I'm not bold enough to place this in the actual list, but I've recently started a podcast called The File Drawer and if you like psychology and/or the "two dudes talking" genre of podcast then I'd love if you checked it out. The first episode is published and we are going to be releasing on a weekly schedule.

Photo by Nicholas Lundgaard

Announcing The File Drawer: A Podcast

Just a quick update to announce the release of a podcast I'm co-hosting called The File Drawer. It's largely the brainchild of my classmate/colleague, Eric Middleton. We're both psychology Ph.D students and we thought getting together and having a weekly conversation revolving (loosely) around our shared interest in human behavior would be a good idea.

While it's not exclusively about the topics I write about at The Workologist discussions about meaningful work, productivity, and my other interests will definitely make an appearance. For example, in the first episode we spend some time talking about my research on self-leadership and independent workers, the power of having a certain type of mindset, and what "the self" actually is. 

The first episode is recorded, published, and you should be able to find it in iTunes or your podcast player of choice right now. You can follow along at thefiledrawer.audio as well.

I'm excited to learn more about how to more effectively share my ideas in this new medium and I hope you'll give us a shot in joining your roster of podcasts.

Weekend Reading #8

It's Friday so you know that means it's time for some Weekend Reading (and in this case Listening and Watching) goodness. Every week I like to share a couple of my favorite pieces of media from the last few days. Let's get to it!

How to Take Control of Your Indie Work Career - Sam Spurlin on en*theos

I hope you can forgive the self-promotion inherent in my first link. en*theos is a company that is all about optimal living. They asked me to write an article and record a class for them awhile ago and it's now live! In it I share my top 10 ideas around improving work when you work for yourself. I then riff on these ideas via video for a little over thirty minutes. I start a little nervous but I think I hit my stride a few minutes in. Anyway, you can get a 10-day free trial to check out the enirety of the site and after that it's $9.95 per month. It's kind of like Netflix for personal development. Pretty neat, right?

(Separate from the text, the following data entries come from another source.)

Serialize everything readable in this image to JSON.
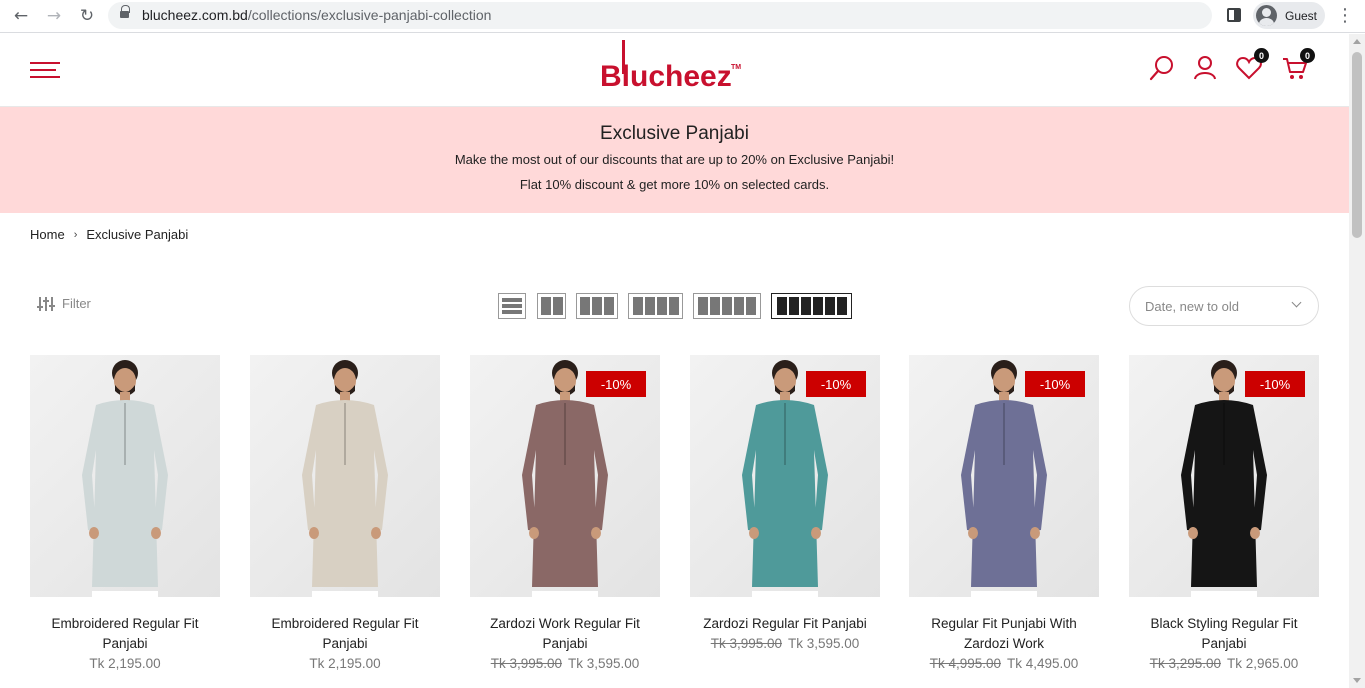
{
  "browser": {
    "url_host": "blucheez.com.bd",
    "url_path": "/collections/exclusive-panjabi-collection",
    "profile_label": "Guest"
  },
  "header": {
    "logo_text": "Blucheez",
    "logo_tm": "TM",
    "wishlist_count": "0",
    "cart_count": "0",
    "accent_color": "#c8102e"
  },
  "banner": {
    "title": "Exclusive Panjabi",
    "line1": "Make the most out of our discounts that are up to 20% on Exclusive Panjabi!",
    "line2": "Flat 10% discount & get more 10% on selected cards.",
    "background": "#ffd9d9"
  },
  "breadcrumb": {
    "home": "Home",
    "current": "Exclusive Panjabi"
  },
  "toolbar": {
    "filter_label": "Filter",
    "sort_value": "Date, new to old",
    "grid_options": [
      "list",
      "2-columns",
      "3-columns",
      "4-columns",
      "5-columns",
      "6-columns"
    ],
    "active_grid": "6-columns"
  },
  "products": [
    {
      "title": "Embroidered Regular Fit Panjabi",
      "price": "Tk 2,195.00",
      "compare_price": "",
      "badge": "",
      "color": "#cfd8d8"
    },
    {
      "title": "Embroidered Regular Fit Panjabi",
      "price": "Tk 2,195.00",
      "compare_price": "",
      "badge": "",
      "color": "#d8d0c3"
    },
    {
      "title": "Zardozi Work Regular Fit Panjabi",
      "price": "Tk 3,595.00",
      "compare_price": "Tk 3,995.00",
      "badge": "-10%",
      "color": "#8a6866"
    },
    {
      "title": "Zardozi Regular Fit Panjabi",
      "price": "Tk 3,595.00",
      "compare_price": "Tk 3,995.00",
      "badge": "-10%",
      "color": "#4f9a9a"
    },
    {
      "title": "Regular Fit Punjabi With Zardozi Work",
      "price": "Tk 4,495.00",
      "compare_price": "Tk 4,995.00",
      "badge": "-10%",
      "color": "#6e7096"
    },
    {
      "title": "Black Styling Regular Fit Panjabi",
      "price": "Tk 2,965.00",
      "compare_price": "Tk 3,295.00",
      "badge": "-10%",
      "color": "#151515"
    }
  ]
}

The History of Rome - A podcast by Mike Duncan

This is an old podcast I was just introduced to thanks to a starter pack in the new podcast app, Overcast. Mike does an awesome job breaking up the history into bite-sized chunks that are easy to take in during little breaks throughout my day. I've always been a huge history fan but I never really learned as much about ancient Rome as I should have. This podcast is helping fix that. And considering there are well over 100 episodes I think I'll be occupied for awhile.

Oyster - "Netflix for books"

I recently did a one month free trial of Oyster (thanks for the nudge Robyn!) and decided to actually pay for the service once the trial ended. A true rarity for me when it comes to entertainment outlets. Anyway, I've been pretty impressed by the available library and very impressed by the iPad app. I'm currently reading Michel de Montaigne's "Essays" as well as the essays of Ralph Waldo Emerson (I'm in some kind of weird essay mood, I guess). Anyway, I highly recommend the service as well as both of those books.

A Band Called Death

This is an excellent documentary about an all-black punk band from Detroit in the early 70's. It's a story about a band well ahead of its time, falling into obscurity, and then suddenly rocketing to critical acclaim nearly 40 years after recording a single album. Perhaps I'm biased because of my Michigan/Detroit connection, but I thought it was definitely worth my time. It's available in lots of different places online (I caught it on Netflix).

What have you been up to this week? Read/watch/listen to anything good?

Photo by Melanie